As with prior years, June and July were the prime months in which turtles were detected. Thirty three of them were in that window, with the first couple of weeks in June seeing the most movement. August and September fell flat, with one one turtle being found. We had none after September. That’s a little out of character with prior years. It was much more typical than in 2015, when a warm and wet winter prompted a box turtle to cross the road in front of the Withrow family at Christmas.
We had 36 turtles that were either found or reported to us in 2016. Three turtles were found more than once. One was found three times (guess it really liked us!). Twenty-six turtles were measured and then marked with a unique code. Some were not marked because they were either found dead or were reported to us by the “turtle patrol” that photographs and reports the ones that they move out of the roads.

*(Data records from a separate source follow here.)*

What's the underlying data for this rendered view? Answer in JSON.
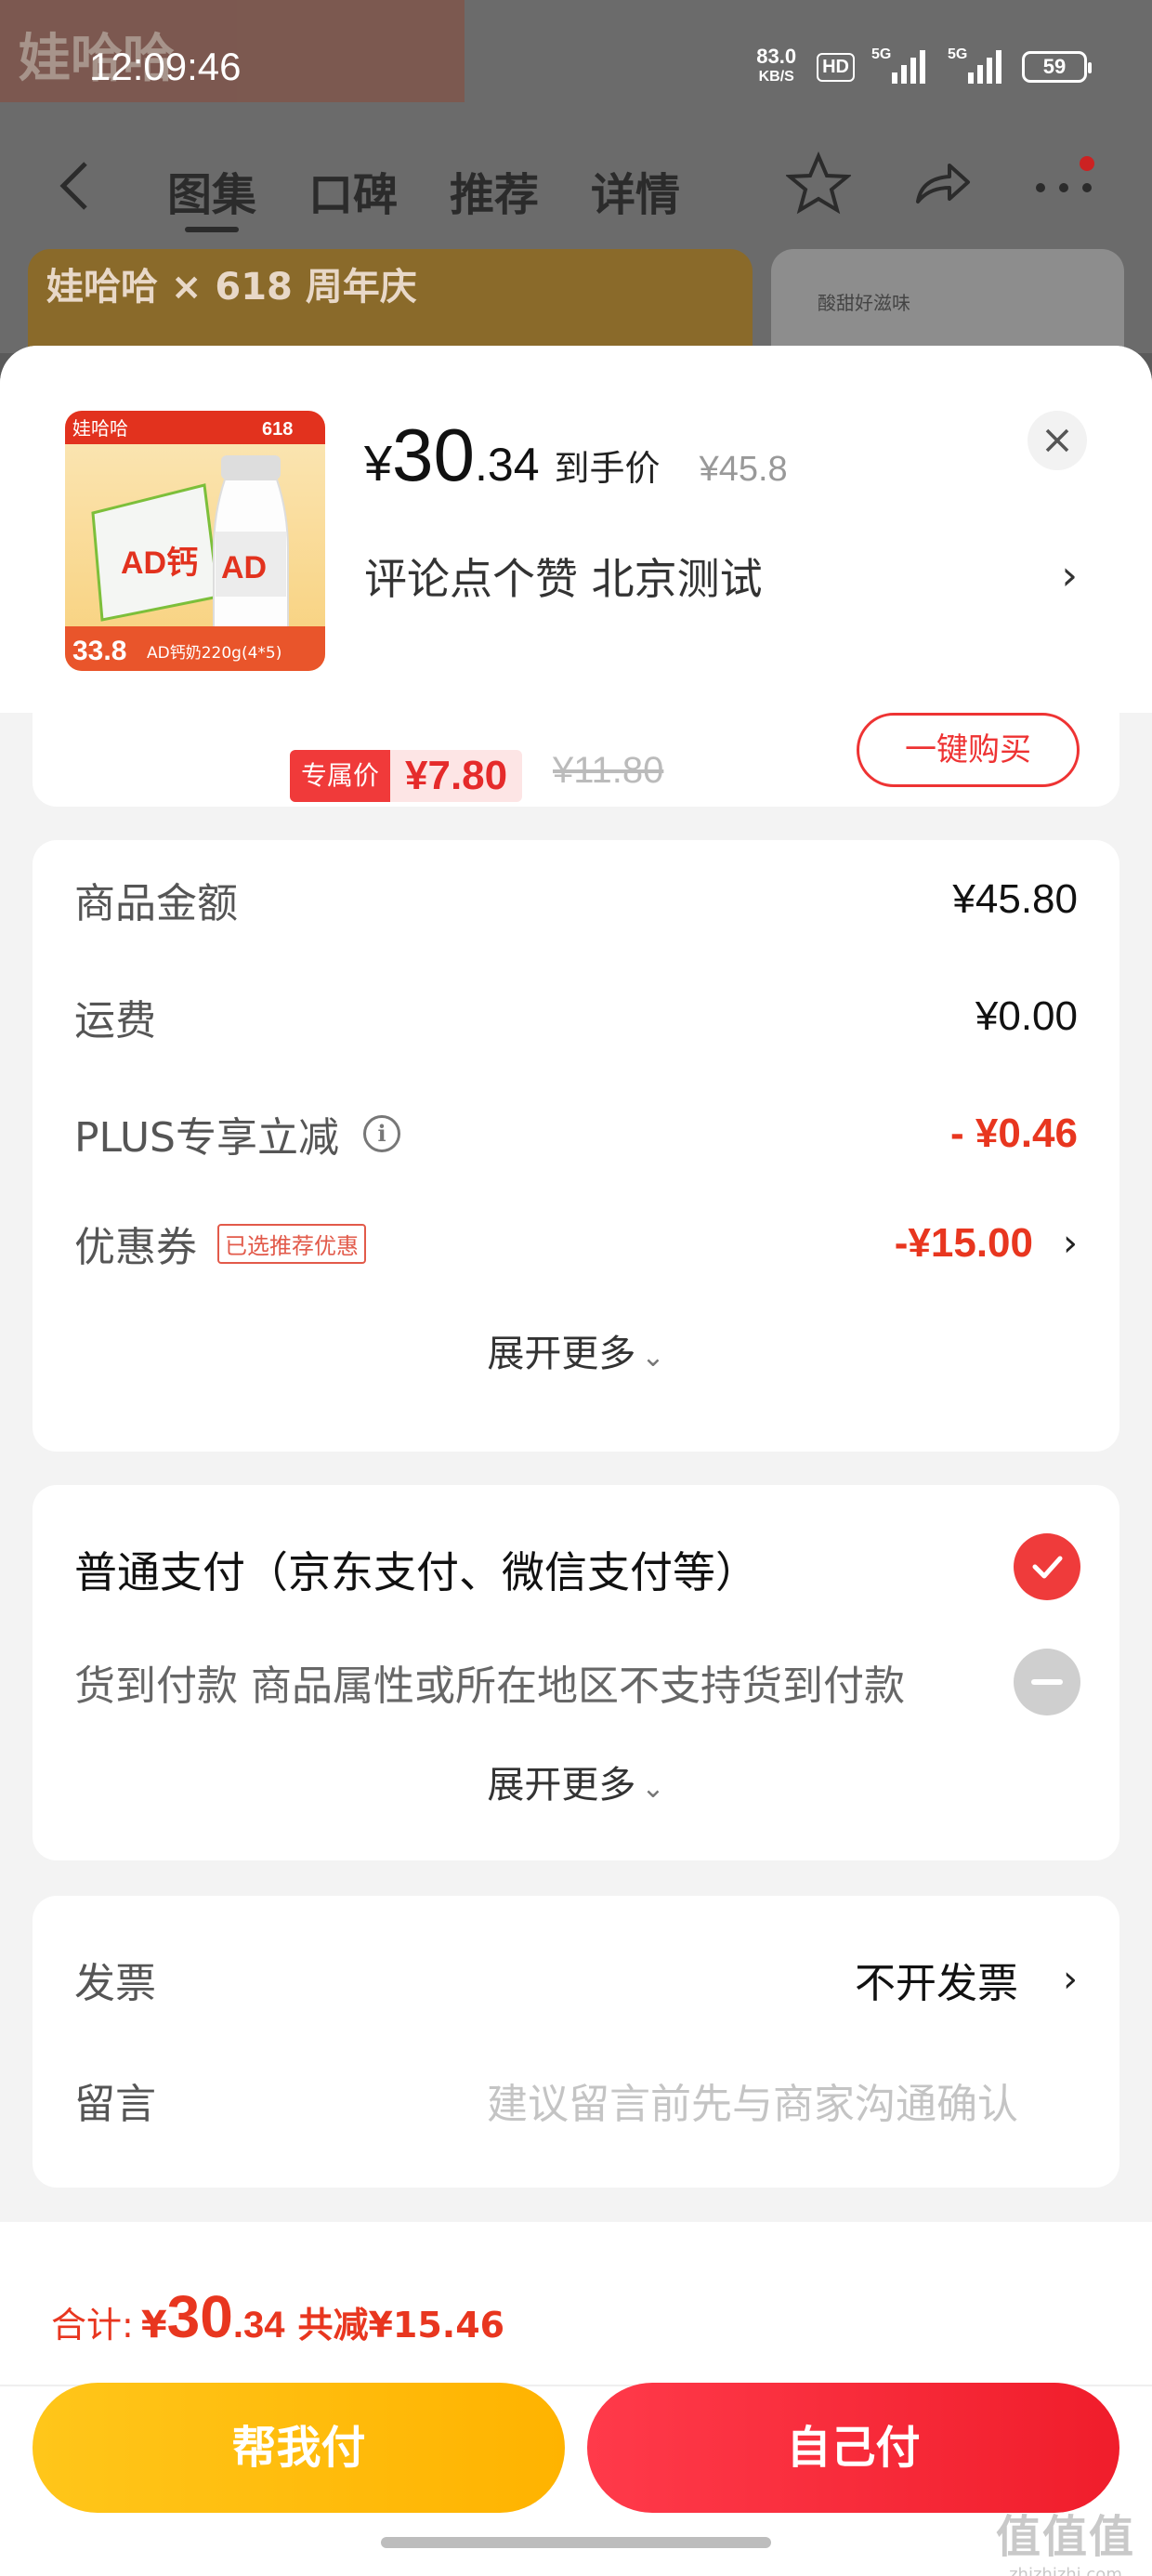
{
  "status_bar": {
    "time": "12:09:46",
    "net_speed": "83.0",
    "net_unit": "KB/S",
    "hd": "HD",
    "sig1": "5G",
    "sig2": "5G",
    "battery": "59"
  },
  "background_page": {
    "brand": "娃哈哈",
    "tabs": [
      "图集",
      "口碑",
      "推荐",
      "详情"
    ],
    "banner_text": "娃哈哈 × 618 周年庆",
    "thumb_text": "酸甜好滋味"
  },
  "product": {
    "price_yen": "¥",
    "price_int": "30",
    "price_dec": ".34",
    "price_tag": "到手价",
    "price_orig": "¥45.8",
    "subtitle": "评论点个赞  北京测试",
    "image_brand": "娃哈哈",
    "image_badge": "618",
    "image_caption": "AD钙奶220g(4*5)",
    "image_price": "33.8",
    "image_product": "AD钙"
  },
  "partial_card": {
    "exclusive_label": "专属价",
    "exclusive_price": "¥7.80",
    "exclusive_orig": "¥11.80",
    "one_click": "一键购买"
  },
  "amount": {
    "rows": [
      {
        "label": "商品金额",
        "value": "¥45.80"
      },
      {
        "label": "运费",
        "value": "¥0.00"
      },
      {
        "label": "PLUS专享立减",
        "value": "- ¥0.46"
      },
      {
        "label": "优惠券",
        "badge": "已选推荐优惠",
        "value": "-¥15.00"
      }
    ],
    "expand": "展开更多"
  },
  "payment": {
    "normal": "普通支付（京东支付、微信支付等）",
    "cod": "货到付款 商品属性或所在地区不支持货到付款",
    "expand": "展开更多"
  },
  "invoice": {
    "label": "发票",
    "value": "不开发票",
    "message_label": "留言",
    "message_placeholder": "建议留言前先与商家沟通确认"
  },
  "footer": {
    "total_label": "合计:",
    "total_yen": "¥",
    "total_int": "30",
    "total_dec": ".34",
    "total_save": "共减¥15.46",
    "help_pay": "帮我付",
    "self_pay": "自己付"
  },
  "watermark": {
    "big": "值值值",
    "small": "zhizhizhi.com"
  },
  "colors": {
    "accent_red": "#e8361f",
    "check_red": "#ef3b3b",
    "help_yellow": "#ffc61a"
  }
}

We’re guessing that the neighborhood box turtles are all hunkered down by now for a long winter’s nap. As we crunch the numbers for our annual state and federal reports, we thought the neighborhood would like to read some of our results. Dawn has compiled some interesting data points for us.We’ll share some of these in upcoming weekly posts.